This is the third in a series of posts examining the new text How People Learn II: Learners, Contexts, and Cultures a companion to How People Learn: Brain, Mind, Experience and School. In this post I share my reaction to chapter 4: Processes that Support Learning. PS: You’re going to have to read a bit to understand the relevance of pumpkins – but trust me – it’s in here. 🙂
In this chapter the authors explore the ways that learners use different processes to put the pieces of learning together. The authors refer to this as “orchestrating learning” and explain that it is comprised of three core parts: 1. metacognition, 2. executive function and 3. self regulation (p. 70). Some of the findings in this section that were most intriguing to me included:
Development and Decline of Executive Function
“Components of executive function develop and decline in neither linear nor binary (all or nothing) fashion” (p. 72).
Since so much of learning is built on a structure of building skills over time, it was interesting to consider that this is not the timeline on which all components of executive function get stronger or weaker.
Becoming Self-Regulated Learners
“Successful self-regulated learners have developed the skills and habits to be effective learners, exhibiting effective learning strategies, effort, and persistence” (p. 73).
The concept that learners can be taught methods to improve self-regulation is particularly exciting when I think about the world of online education where self-regulation is a critical component. This indicates that scaffolding in skills and habits to help students be successful, can be an effective way to address and correct deficits in this area.
I learned the most about memory in this chapter. As I read about the way that the brain processes, uses, and recalls memories I couldn’t help but think of some of my earliest memories and consider the reason why those memories are clearer than others. One of these memories is of drawing a pumpkin that was sitting on a big pink circle. I still have that picture. It’s tacked into my baby book and highlighted as my first piece of “art”. After reading through this chapter I wondered whether my memory of drawing the picture is strengthened or completely derived by the baby book entry.
To explain consider that the authors point out that the common conceptual model of memory as a “filing cabinet” is faulty.

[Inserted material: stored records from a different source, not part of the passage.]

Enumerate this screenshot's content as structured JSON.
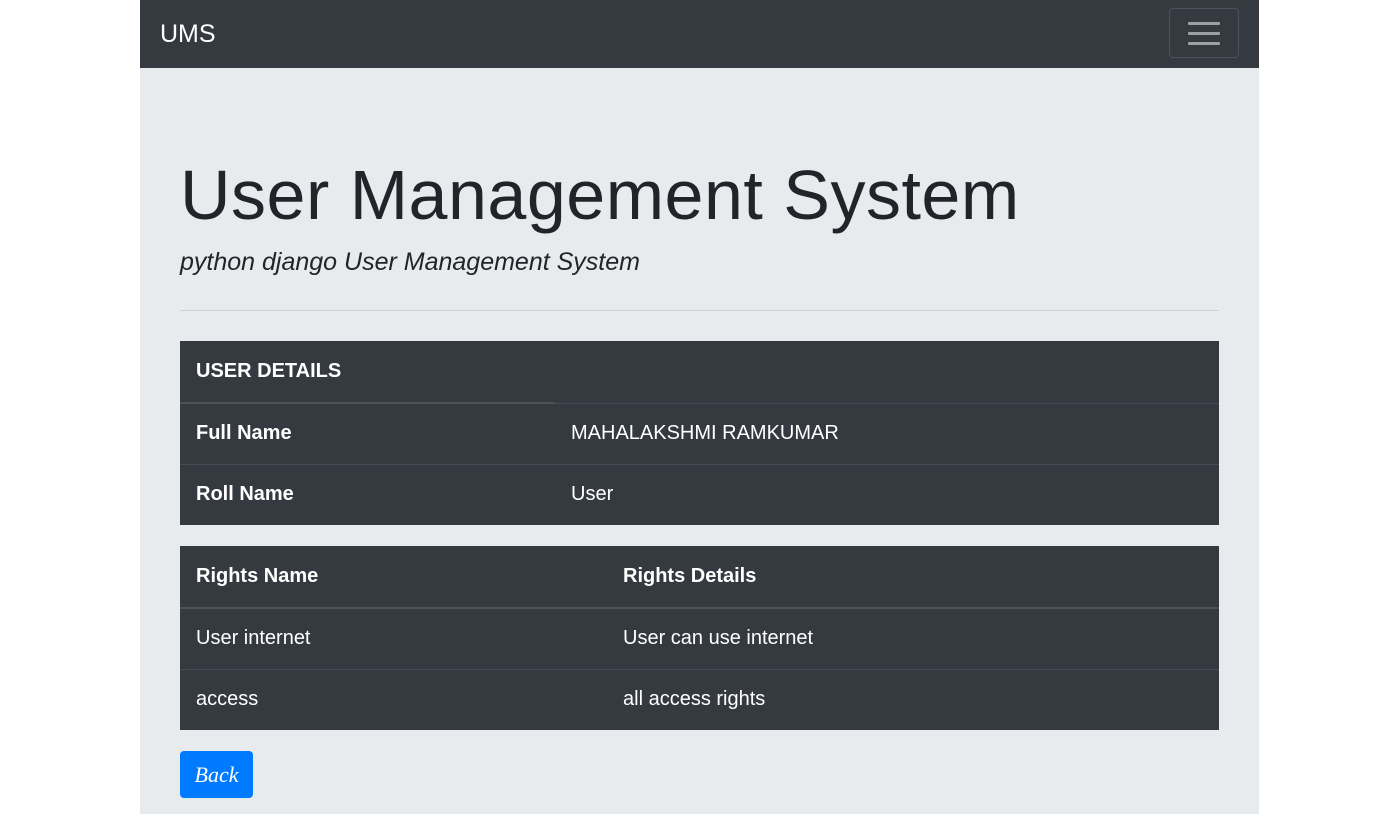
{
  "navbar": {
    "brand": "UMS",
    "toggler_icon": "hamburger-menu-icon"
  },
  "header": {
    "title": "User Management System",
    "subtitle": "python django User Management System"
  },
  "user_details": {
    "heading": "USER DETAILS",
    "rows": [
      {
        "label": "Full Name",
        "value": "MAHALAKSHMI RAMKUMAR"
      },
      {
        "label": "Roll Name",
        "value": "User"
      }
    ]
  },
  "rights": {
    "headers": [
      "Rights Name",
      "Rights Details"
    ],
    "rows": [
      {
        "name": "User internet",
        "details": "User can use internet"
      },
      {
        "name": "access",
        "details": "all access rights"
      }
    ]
  },
  "actions": {
    "back_label": "Back"
  },
  "colors": {
    "navbar_bg": "#343a40",
    "page_bg": "#e8ebee",
    "table_bg": "#343a40",
    "primary": "#007bff"
  }
}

The authors explain:
“What the storage metaphor does not capture is the fact that learning actually involves skills for reconstructing memories based on past experiences and cues in the present environment” (p. 74).
“The representation is not a perfect copy of the world but rather a partial record of the individual’s subjective interpretation and perception” (p.75).
So it is entirely possible that my memory of drawing the picture is recalled from a partial record of the visual imagery in the book and the memories my parents have shared of that time.
Connecting Memory to Learners
I found the following three connections to educational contexts and working with learners’ memory to be most impactful in my work to support learning design:
“First undue weight should not be placed on any single assessment of learner’s knowledge and skills.”
“Second memories are reconstructed more easily in situations that feel conducive and relevant to the content of the memory” (p. 77)
“…help learners recognize and leverage their strengths in other contexts” (p. 77).
For example, many athletes can use their experiences playing sports to consider elements of physics (the movement of a ball) or interpersonal skills (teamwork and leadership).
Putting it into practice
Using the information from this chapter here are four action-oriented steps that you can take to integrate these findings into your curriculum to improve student learning:
- Explicitly teach skills and habits to help students become successful self-regulated learners. For example, topics such as time management, discipline specific note-taking methods, and self-checks on understanding would all work towards this goal.
- Use multiple assessments to measure student learning and use the information collected by these assessments to develop a more holistic understanding of the students’ strengths and weaknesses.
- Make instruction relevant/connected to student experience in order to make it easier for students to process and remember course content. Presenting examples that feel familiar to students can help to achieve this goal.
- Early in the semester have students self-assess their learning strengths and weaknesses and identify one step to work on to strengthen a weaker skill. Return to this work throughout the course and ask the students to reflect on their growth in this skill at the conclusion of the semester.
Next up is chapter 5 which focuses on knowledge and reasoning. As a parent – I’m particularly interested in the reasoning portion of this chapter!